*** Opening of Given records ***

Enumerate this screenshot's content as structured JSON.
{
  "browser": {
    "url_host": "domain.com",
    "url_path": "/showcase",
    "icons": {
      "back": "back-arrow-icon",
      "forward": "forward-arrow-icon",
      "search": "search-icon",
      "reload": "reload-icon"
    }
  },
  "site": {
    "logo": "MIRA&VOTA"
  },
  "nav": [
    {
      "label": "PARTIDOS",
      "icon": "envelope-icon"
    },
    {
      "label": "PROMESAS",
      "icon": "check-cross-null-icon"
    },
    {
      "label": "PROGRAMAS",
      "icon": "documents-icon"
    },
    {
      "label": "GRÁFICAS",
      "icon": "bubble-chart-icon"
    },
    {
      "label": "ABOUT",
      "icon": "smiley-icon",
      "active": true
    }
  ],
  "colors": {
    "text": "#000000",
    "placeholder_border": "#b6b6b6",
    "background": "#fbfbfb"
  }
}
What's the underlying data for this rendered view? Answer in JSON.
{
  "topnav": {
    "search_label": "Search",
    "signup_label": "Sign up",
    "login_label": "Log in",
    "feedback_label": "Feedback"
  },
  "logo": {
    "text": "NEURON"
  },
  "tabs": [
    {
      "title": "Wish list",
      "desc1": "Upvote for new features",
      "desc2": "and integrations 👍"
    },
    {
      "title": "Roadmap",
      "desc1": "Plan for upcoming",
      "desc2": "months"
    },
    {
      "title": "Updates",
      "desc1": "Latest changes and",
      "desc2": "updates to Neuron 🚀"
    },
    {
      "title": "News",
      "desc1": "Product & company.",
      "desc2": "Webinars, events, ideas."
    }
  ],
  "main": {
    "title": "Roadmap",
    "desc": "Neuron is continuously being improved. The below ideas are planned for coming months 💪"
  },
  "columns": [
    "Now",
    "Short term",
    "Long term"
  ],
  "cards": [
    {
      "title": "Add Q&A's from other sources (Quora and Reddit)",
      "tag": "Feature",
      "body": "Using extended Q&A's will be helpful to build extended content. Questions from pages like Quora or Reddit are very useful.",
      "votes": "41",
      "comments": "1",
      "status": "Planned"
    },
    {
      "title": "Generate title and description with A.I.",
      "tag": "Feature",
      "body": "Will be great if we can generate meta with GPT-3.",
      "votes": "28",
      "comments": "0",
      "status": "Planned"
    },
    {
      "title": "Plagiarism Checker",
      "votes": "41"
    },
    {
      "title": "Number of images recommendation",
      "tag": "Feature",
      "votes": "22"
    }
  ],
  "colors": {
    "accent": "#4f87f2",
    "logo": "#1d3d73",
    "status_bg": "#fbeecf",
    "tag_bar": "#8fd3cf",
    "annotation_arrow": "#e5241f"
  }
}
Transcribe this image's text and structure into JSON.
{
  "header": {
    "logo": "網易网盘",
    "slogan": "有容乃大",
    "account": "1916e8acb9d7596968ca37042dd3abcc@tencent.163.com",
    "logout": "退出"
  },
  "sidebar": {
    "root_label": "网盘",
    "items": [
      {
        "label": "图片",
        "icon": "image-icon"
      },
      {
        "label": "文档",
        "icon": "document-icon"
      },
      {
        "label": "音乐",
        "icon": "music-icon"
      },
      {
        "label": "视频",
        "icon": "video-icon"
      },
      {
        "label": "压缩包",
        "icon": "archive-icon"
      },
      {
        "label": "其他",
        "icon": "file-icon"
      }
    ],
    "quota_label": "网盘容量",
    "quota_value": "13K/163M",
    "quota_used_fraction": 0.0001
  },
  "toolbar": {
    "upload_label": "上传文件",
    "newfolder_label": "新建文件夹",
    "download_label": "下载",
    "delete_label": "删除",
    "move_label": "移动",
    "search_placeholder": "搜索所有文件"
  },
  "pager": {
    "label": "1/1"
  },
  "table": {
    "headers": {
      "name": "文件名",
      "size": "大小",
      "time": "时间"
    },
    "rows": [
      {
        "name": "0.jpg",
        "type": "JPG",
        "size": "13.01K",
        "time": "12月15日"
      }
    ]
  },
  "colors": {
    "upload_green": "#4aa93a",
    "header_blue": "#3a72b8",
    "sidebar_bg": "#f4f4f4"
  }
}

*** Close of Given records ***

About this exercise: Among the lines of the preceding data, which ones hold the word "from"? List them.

Answer:
      "title": "Add Q&A's from other sources (Quora and Reddit)",
      "body": "Using extended Q&A's will be helpful to build extended content. Questions from pages like Quora or Reddit are very useful.",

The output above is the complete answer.